How to Establish Boundaries in Parent and Child Relationships

By Christina Shepherd McGuire
Presenting boundaries in a nurturing way produces well-adjusted children.
Presenting boundaries in a nurturing way produces well-adjusted children.

Children crave parental boundaries. These boundaries, when implemented in a nurturing and respectful way, provide the foundation from which children shape their behaviors. But a fine line separates being overly authoritarian and too permissive. According to Karen Friedland-Brown, a child development specialist, an authoritarian discipline style sometimes fails to establish a clear understanding, whereas a permissive style can foster manipulative behavior. Taking the middle road by teaching responsibility, encouraging communication and enforcing consequences increases the chances of raising well-adjusted children.

Teach Responsibility

Teach responsibility by first meeting your child's need. As she grows, allow her more independence to eventually distinguish between her needs and wants.

Make your child accountable for her actions. Reinforce negative behaviors with appropriate consequences rather than punishments.

Foster problem-solving skills so your child can learn from her mistakes. Let her reflect on the outcome of her actions and guide her toward remedying her behavior the next time.

Allow your child to work through problems on her own. Friedland-Brown suggests talking with your child about the options they have and the possible outcomes, and then promoting confidence in their decision-making abilities.

Expand Boundaries and Enforce Consequences

Expand your child's boundaries and do so appropriately. According to Julia West, a mother of eight and former counselor at Family Resources Inc. in Eugene, Ore., "Boundaries are not meant to be permanent. They need to be changed. They can be expanded as the child grows in levels of responsibility."

Draw clear boundary lines and communicate them openly with your child. Let her know your exact limits and the precise consequences for going to far.

Use your child's wants as important incentives. Reward good behavior with a special treat, TV time or other actions she covets. West goes on to suggest, "It is easier and more constructive to encourage children to stay within the boundary of acceptable behavior by giving them incentives than it is to threaten them with punishment."

Enforce consequences when rules are broken. Empty threats can reinforce negative behaviors.


Avoid blurring the line between being parent and friend. A blurred boundary creates an unhealthful relationship and makes it hard to say "no." Don't confide in your a child about your adult worries. She is not your equal. Beth McHugh, an online relationship counselor, confirms that this behavior is "Extremely detrimental to the child and exceptionally immature behavior on the part of the parent."


Continued empty threats can lead to severe discipline issues, resulting in wild children without boundaries.

About the Author

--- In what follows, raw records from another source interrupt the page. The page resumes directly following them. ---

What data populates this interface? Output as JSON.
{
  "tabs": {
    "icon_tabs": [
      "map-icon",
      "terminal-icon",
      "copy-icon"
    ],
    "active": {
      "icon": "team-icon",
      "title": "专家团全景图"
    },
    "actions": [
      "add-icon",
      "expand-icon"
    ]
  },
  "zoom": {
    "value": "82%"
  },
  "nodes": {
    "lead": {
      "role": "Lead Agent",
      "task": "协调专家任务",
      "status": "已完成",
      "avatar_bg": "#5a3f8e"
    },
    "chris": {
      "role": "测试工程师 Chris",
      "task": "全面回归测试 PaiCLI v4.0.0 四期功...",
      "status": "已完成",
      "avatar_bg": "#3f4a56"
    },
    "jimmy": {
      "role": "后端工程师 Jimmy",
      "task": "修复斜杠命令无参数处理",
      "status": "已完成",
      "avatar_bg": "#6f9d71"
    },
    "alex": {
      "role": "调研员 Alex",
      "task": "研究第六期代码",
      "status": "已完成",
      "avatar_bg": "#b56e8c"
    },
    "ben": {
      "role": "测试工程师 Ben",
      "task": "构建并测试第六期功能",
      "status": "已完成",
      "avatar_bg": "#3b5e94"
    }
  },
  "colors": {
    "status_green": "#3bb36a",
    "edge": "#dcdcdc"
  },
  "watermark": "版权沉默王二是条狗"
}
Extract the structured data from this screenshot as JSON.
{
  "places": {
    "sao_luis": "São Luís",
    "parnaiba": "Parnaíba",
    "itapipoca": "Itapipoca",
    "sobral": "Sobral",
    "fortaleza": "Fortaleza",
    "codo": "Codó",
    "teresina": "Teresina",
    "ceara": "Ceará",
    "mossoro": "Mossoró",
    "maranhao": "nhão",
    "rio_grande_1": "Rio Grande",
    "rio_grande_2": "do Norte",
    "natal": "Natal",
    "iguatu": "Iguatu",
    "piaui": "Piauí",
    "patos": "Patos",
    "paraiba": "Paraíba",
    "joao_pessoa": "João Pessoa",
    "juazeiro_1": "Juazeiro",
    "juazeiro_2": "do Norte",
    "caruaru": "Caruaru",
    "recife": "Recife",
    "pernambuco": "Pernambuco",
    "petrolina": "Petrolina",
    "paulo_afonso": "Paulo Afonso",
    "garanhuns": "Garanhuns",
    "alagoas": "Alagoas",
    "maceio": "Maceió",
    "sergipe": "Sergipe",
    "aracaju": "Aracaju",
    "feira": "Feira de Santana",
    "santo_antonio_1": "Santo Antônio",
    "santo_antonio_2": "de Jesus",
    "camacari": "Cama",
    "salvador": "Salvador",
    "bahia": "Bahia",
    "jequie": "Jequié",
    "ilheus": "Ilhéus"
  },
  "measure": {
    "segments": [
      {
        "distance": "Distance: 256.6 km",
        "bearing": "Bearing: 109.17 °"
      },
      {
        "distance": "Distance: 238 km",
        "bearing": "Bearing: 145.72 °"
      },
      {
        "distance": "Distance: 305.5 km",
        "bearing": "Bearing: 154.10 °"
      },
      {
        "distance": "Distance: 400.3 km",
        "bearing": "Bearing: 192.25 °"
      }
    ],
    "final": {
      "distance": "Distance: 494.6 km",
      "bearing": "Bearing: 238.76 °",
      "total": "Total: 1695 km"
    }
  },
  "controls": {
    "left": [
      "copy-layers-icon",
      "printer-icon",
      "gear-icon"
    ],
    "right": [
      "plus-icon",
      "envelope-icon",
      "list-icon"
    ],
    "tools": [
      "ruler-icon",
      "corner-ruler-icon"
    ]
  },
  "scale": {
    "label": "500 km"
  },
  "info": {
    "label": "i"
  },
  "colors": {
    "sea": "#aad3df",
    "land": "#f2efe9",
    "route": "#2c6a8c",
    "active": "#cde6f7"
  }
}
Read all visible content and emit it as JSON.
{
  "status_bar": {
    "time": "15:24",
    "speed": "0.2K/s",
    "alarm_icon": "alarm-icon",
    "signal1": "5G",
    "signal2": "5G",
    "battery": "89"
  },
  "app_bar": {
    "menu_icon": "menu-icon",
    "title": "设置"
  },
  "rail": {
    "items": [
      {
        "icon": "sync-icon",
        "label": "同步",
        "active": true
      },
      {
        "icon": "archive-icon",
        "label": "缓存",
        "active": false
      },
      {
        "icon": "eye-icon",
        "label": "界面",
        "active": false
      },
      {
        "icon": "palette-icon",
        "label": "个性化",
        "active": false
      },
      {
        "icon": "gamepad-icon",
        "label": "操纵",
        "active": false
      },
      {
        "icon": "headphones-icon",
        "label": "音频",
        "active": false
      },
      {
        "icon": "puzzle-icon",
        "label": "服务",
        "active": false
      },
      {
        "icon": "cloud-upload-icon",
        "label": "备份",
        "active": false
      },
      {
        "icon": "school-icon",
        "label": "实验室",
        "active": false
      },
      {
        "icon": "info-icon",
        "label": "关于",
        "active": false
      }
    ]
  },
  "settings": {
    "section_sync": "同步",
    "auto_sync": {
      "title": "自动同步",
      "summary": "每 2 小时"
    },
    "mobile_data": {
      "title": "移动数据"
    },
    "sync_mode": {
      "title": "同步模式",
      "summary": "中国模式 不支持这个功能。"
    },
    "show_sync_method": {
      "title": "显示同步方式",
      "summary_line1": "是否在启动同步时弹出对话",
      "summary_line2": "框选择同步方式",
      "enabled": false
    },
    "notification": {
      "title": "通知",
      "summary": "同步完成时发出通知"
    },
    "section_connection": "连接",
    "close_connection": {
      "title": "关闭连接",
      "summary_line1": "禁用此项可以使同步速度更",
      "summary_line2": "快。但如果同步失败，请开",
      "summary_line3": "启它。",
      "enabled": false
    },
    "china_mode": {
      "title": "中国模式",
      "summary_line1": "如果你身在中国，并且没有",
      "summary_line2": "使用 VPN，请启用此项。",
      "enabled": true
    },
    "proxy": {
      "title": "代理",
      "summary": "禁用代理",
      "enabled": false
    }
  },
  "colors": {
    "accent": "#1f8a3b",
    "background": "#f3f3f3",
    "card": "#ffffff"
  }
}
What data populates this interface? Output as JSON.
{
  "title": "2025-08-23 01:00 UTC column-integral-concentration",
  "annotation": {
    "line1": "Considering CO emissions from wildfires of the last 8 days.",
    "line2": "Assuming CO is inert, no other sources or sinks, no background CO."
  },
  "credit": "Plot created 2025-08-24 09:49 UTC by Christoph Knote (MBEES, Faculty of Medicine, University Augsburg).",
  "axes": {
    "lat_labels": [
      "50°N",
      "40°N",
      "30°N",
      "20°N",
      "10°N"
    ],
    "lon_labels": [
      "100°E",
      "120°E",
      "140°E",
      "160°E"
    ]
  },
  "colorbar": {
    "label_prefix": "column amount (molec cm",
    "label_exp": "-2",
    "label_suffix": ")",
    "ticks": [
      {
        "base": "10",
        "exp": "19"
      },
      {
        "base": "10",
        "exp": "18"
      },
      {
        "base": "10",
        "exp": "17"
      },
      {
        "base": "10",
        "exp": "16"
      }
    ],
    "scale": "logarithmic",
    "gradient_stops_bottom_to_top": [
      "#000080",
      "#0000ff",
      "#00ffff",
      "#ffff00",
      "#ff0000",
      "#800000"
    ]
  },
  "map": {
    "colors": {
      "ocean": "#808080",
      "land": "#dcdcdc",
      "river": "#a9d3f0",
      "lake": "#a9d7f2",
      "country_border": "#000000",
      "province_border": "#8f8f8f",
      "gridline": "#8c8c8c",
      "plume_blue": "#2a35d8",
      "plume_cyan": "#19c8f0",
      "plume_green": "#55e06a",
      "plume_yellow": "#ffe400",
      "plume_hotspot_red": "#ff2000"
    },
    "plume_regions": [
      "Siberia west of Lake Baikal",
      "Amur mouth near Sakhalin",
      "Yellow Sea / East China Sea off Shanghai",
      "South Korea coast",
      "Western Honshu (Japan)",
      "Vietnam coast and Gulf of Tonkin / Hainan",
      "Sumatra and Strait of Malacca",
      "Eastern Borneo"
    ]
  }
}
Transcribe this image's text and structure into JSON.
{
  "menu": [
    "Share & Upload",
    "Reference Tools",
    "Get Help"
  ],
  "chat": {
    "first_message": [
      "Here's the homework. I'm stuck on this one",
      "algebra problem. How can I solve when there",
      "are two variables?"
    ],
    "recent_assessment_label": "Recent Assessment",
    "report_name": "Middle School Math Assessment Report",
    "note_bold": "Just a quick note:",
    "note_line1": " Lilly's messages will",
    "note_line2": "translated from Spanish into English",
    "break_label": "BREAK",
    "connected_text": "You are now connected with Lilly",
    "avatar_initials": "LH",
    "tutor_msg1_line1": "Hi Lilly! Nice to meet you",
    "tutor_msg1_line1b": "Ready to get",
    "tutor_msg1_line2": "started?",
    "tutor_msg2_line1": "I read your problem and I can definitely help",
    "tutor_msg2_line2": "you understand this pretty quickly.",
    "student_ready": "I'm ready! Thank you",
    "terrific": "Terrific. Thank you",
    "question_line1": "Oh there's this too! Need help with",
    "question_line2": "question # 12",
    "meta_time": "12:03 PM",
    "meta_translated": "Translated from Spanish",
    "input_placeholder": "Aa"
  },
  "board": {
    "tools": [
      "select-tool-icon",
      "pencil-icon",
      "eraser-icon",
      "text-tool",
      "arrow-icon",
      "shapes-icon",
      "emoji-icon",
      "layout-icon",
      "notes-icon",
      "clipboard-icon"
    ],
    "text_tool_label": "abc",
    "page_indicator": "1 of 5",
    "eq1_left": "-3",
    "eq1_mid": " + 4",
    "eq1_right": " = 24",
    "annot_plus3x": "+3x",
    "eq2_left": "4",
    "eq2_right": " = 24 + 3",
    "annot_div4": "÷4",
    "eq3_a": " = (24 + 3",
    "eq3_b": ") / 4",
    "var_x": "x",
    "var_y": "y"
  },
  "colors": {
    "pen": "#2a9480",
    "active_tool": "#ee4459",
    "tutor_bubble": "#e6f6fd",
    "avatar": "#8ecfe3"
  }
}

Christina Shepherd McGuire writes articles about adventure sports, fashion, mothering and natural living. Since 2003, her work has appeared in "Action Outdoor and Bike Magazine," "Teton Family Magazine," "The Jackson Hole Snowboarder Magazine" and several online publications. McGuire holds a Bachelor of Arts in English literature.